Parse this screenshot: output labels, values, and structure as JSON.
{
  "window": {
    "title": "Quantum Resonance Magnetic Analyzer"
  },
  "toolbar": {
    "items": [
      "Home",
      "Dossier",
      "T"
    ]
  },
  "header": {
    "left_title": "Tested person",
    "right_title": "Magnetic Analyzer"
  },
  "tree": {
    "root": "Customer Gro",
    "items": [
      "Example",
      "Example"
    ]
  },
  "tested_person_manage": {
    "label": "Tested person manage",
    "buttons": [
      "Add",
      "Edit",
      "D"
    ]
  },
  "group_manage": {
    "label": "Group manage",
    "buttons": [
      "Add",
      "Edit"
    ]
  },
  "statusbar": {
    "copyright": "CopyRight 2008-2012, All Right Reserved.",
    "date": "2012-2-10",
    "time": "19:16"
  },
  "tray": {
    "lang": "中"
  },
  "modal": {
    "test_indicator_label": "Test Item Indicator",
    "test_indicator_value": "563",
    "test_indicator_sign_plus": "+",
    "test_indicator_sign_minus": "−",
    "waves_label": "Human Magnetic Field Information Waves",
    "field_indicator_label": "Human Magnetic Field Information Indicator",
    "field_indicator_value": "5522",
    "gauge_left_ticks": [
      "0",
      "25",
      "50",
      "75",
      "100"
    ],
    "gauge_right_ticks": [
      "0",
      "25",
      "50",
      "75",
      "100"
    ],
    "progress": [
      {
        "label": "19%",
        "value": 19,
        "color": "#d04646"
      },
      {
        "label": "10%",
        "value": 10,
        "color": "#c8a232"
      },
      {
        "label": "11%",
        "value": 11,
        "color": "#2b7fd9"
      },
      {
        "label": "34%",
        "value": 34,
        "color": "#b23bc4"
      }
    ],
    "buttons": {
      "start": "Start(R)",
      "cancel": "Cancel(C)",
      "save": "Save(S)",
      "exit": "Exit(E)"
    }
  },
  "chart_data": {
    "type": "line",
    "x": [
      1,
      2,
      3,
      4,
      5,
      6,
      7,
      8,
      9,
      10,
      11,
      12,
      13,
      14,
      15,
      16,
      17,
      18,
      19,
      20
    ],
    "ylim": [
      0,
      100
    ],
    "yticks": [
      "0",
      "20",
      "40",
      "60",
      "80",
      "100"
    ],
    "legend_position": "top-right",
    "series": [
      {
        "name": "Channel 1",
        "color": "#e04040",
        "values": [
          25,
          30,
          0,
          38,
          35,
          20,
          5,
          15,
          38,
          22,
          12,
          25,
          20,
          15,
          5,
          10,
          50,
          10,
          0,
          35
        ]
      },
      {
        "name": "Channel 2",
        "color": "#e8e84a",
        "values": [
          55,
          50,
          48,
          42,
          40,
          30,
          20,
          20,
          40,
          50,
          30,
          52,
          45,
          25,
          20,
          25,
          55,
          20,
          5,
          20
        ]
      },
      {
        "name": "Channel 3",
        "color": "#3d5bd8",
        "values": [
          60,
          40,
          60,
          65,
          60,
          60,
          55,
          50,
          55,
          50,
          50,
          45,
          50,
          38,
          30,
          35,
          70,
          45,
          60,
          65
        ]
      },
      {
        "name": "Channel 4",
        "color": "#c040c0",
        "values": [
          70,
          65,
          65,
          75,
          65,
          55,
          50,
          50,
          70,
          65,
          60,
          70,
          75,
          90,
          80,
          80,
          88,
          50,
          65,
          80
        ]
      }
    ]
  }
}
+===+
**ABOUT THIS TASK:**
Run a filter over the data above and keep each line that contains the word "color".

**OUTPUT OF THE TASK:**
        "color": "#d04646"
        "color": "#c8a232"
        "color": "#2b7fd9"
        "color": "#b23bc4"
        "color": "#e04040",
        "color": "#e8e84a",
        "color": "#3d5bd8",
        "color": "#c040c0",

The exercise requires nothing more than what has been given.